Tuesday, September 26, 2017


 It is officially Fall, the autumn equinox was last Friday, Sept. 22.  Here in New England Asters are the native wild flower of fall. They are mostly white flowers with yellow centers, though there are some pink, violet, lavender or purple ones also. They bloom in the woods in the shade, and also in the open fields in the sun.

The photos today are of various Asters I have photographed in recent weeks. Identifying an aster isn't always easy, there are 100's of varieties world wide and about 40 here in New England.

I am not sure if the flowers above are Flat Topped White Aster or Toothed White Topped Aster, I didn't photograph the leaves which would tell me, though I know I photographed the flowers at Nasketucket Bay State Reservation in Mattapoisett, MA. on Sept. 1, 2017

Also photographed at Nasketucket Bay was this Whorled Wood Aster. I lucked out with a splash of sunlight to illuminate this plant as it was growing beside the path in the woods.

I think the above photo is of Calico or Starved Aster flowers, I photographed this in the power line cut at Ames Nowell State Park, Sept. 21, 2017. In this instance the flowers were a pale lilac, quite pretty.

I believe the flowers above are from a Small White Aster, though there is at least one other species that is possible. I suppose I should be taking one of my field guides with me on my walks, but I hate carrying the extra weight. Photographed at Great Blue Hill, in the Blue Hills Reservation Sept. 23, 2017.

These next two photos are both of New England Asters, our largest and showiest of the Native Asters that bloom in the fall. They can have a fairly wide color range from pink to a dark purple. These were photographed at Forge Pond, Hanover, MA. Sept. 24, 2017.

The yellow in the above photo is one of our many varieties of goldenrod. 

I found this web site if you are interested in reading more about Asters, also the New England Wild Flower web site lists all of these species, links to their site are attached to their names above. Please note  my Wild Flower guides are old, recent genetic information has caused the Asters to be reclassified (Latin names) and NE Wild Flower Society uses some different common names. If you garden some of these asters have been developed as garden plants, usually easy to grow, it is nice to have some flowers that wait until fall to bloom.

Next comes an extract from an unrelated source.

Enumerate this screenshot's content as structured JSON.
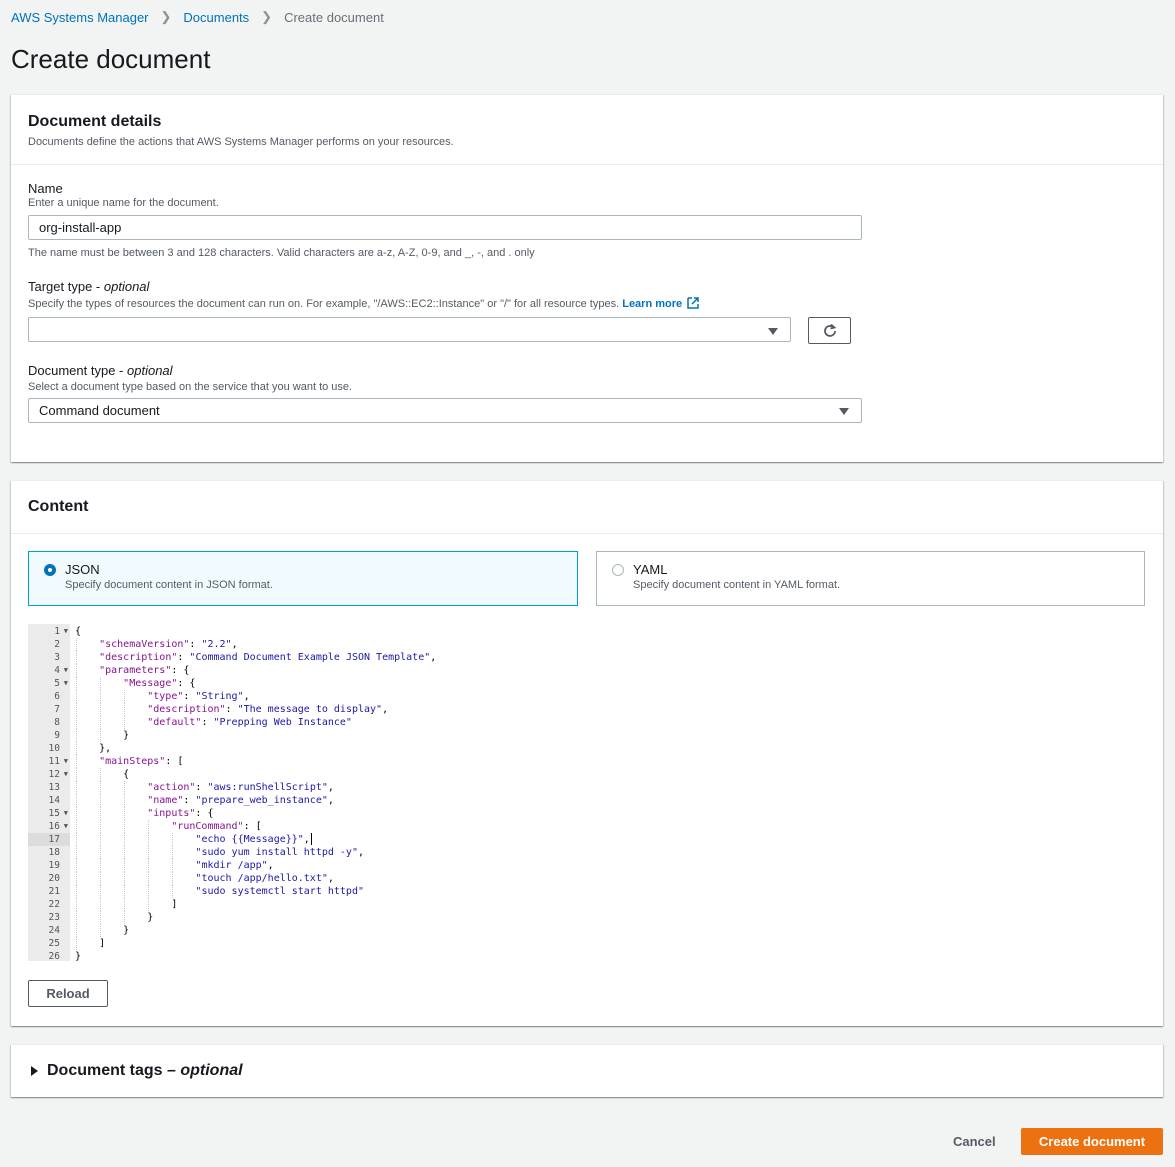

I thought I would end this post with a Dragonfly photo, this is one of the Autumn Meadow Hawk dragonflies, which one I am not sure, I am told that to make a correct ID the dragonfly needs to be examined under a microscope. Since I never capture what I photograph I have to be satisfied with just a general ID. Still I think it is a pretty picture. I can tell you that this is a male, males are red, females yellow, and it is one of the white faced species.

That is it for today, per usual comments are welcome.